A well-designed network is a successful network. This tip, reposted courtesy of SearchNetworking.com, helps systems...
integrators and value-added resellers (VARs) understand how a design plan contributes to a predictable and consistent network.
A competent network design is the foundation upon which all successful network implementations are built. This article focuses on the design of IP-based networks, due to the prevalence of IP as the de-facto standard desktop protocol. The applications that a state-of-the-art IP network supports have become increasingly diverse in nature. Along with traditional data applications, IP has become a transport mechanism for real-time applications such as voice, video and multimedia. As a result of the heterogeneous nature of modern applications, the design of IP internetworks has never been more challenging.
The need for a design plan
Most IP internetworks can be thought of as falling within one of two categories in relation to their design. There are the networks that have clearly been well designed and there are those that have merely been pieced together over time. The perceptible difference between these two types of networks illustrates the importance of good design. A network that has been well designed is characterized by predictability and consistency in relation to each of the following areas:
A consistently high level of performance is observed in relation to the major network performance parameters. These parameters might include application response time and the variation in response time.
The network should provide a resilient platform for the applications that it supports. A highly specified network might have to meet an availability target of 99% for all applications with a 'zero-downtime' requirement for mission critical applications. Ideally, the failure of any one link or networking device along the client-to-server path should not result in the loss of a client-server session. Automatic failover to an alternate path should occur within a time-interval that is short enough to minimize the affect on existing sessions. This time-interval is called the convergence time, which can be defined as the duration from a network topology change (such as the loss of a link) occurring until each device on the network is aware of the change. Well-designed networks are characterized by consistently low convergence times.
A scalable network is capable of adequately supporting growth without having to be radically re-designed. Growth in terms of the number of users, the number of network nodes or sites must be catered to along with the possible addition of new applications and the increased bandwidth consumption that they entail. To obtain a feeling for how scalable your customer's network is, ask yourself the following questions: What if there was twice the number of users, twice the number of nodes, new applications that demanded twice the bandwidth? A scalable network can accommodate this growth and change without requiring a significant overhaul of its infrastructure. The fundamental network topology and the technology employed should not have to be redesigned in order to accommodate growth. New nodes and users can be added to a scalable network in a simple building block approach. The new nodes, for example, should simply entail the addition of a new section or block to an existing structure, which is the core or backbone of the network. Increased bandwidth demands should be accommodated by appropriately augmenting the LAN and WAN bandwidth as necessary. Certain operational upgrades may also be required during the network lifetime such as increased memory and processing power on the network routers and switches. However, what should not be required is a radical overhaul of the network infrastructure in order to support projected growth during the network's lifetime. This is, after all, one of the fundamental reasons why a network plan is put in place to begin with.

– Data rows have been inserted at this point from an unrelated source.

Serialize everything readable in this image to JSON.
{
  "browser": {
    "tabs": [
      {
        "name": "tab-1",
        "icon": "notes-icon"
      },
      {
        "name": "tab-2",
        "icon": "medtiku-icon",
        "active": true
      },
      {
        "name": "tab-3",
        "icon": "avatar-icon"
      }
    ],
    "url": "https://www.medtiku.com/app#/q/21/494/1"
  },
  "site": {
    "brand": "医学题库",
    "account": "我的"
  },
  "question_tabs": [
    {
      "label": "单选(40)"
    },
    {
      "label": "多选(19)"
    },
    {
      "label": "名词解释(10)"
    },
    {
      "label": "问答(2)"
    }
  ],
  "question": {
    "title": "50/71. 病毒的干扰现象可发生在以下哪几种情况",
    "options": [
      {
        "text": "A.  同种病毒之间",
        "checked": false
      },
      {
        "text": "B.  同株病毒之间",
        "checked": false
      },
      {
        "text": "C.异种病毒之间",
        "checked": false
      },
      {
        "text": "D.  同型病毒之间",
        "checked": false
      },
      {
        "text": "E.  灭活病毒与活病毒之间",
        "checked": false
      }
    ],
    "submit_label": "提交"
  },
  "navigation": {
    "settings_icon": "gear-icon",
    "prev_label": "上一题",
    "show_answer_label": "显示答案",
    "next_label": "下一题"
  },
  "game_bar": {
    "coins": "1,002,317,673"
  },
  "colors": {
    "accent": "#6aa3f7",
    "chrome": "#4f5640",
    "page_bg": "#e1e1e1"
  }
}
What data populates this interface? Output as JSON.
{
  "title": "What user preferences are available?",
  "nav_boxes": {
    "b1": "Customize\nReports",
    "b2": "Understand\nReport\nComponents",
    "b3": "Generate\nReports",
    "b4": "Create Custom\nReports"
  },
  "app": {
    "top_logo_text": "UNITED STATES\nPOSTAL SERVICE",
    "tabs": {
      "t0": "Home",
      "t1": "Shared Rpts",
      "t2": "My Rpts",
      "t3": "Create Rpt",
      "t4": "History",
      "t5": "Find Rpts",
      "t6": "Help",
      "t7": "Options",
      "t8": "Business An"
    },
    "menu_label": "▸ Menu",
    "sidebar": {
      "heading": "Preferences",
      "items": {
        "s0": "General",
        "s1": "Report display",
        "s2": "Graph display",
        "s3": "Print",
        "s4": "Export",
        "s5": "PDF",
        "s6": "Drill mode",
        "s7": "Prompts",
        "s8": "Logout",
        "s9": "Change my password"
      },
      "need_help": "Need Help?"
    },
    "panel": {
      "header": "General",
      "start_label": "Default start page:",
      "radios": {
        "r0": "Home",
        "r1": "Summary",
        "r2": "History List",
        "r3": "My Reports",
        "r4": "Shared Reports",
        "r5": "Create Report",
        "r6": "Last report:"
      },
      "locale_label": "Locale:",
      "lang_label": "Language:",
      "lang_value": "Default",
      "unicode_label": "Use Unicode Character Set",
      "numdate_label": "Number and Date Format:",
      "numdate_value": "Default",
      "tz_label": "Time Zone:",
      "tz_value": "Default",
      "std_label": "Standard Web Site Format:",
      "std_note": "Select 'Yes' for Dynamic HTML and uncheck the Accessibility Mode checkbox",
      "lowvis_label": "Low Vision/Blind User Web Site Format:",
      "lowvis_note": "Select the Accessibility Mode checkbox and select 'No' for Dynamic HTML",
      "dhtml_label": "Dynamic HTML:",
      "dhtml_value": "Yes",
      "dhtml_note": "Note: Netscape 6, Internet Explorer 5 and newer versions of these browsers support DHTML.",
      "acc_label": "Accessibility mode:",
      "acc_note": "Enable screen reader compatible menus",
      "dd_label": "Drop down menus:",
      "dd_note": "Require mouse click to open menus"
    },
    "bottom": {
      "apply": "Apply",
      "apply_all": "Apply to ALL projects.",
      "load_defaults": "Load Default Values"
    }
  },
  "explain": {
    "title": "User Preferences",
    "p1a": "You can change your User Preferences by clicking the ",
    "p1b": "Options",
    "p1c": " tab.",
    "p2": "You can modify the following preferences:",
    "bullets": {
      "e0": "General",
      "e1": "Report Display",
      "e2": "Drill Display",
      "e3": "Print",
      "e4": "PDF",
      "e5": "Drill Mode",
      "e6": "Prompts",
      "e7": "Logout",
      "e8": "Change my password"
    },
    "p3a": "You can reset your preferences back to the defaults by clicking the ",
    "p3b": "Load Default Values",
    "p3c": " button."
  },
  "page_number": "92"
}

There is no getting away from the fact that cost is the most fundamental driver behind the network design process. Networks must not only meet a certain technical specification, they must also be cost-effective in their design and implementation. The main cost component to owning a network is usually the WAN costs from the service provider. That is the cost of the frame relay, ATM, leased lines or ISDN technology. Network designs are typically characterized by a trade-off of cost versus performance and availability. For example, more bandwidth may be required to ensure optimum application performance; however, there is usually a cut-off point where purchasing more bandwidth is no longer cost-effective. Similarly, backup circuits or ISDN may be required to ensure resilience along the client-to-server data path in the event of a failure on the primary data path. This backup technology must be of similar speed to the primary link in order to avoid degraded service during a fault condition. It is an economic decision for the customer whether or not degraded service can be tolerated during a fault scenario.
A well-designed network should not only be cost-effective to operate; it should also be characterized by relatively consistent running costs. One of the best illustrations of the importance of consistent and predictable running costs relates to the question of support costs. The second largest component to the cost of owning a network (after WAN costs) is the cost of support. It is also the most overlooked cost element mainly because it is notoriously difficult to quantify. For example, it may be decided to follow a private-managed implementation of ATM in order to reduce the WAN costs that would be incurred from an ATM service provider. While this would undoubtedly reduce WAN costs, it would also result in increased support costs. A significant level of expertise is required to support a private ATM network. Hiring and retaining such expertise is expensive. However, without having such expertise in-house the cost of network support is likely to be even greater with the need for external consultants and other third parties being used to 'fill the gaps' and ensure a smooth daily operation.
About the author
Cormac Long is the author of IP Network Design and Cisco Internetworking and Troubleshooting.
This tip originally appeared on SearchNetworking.com.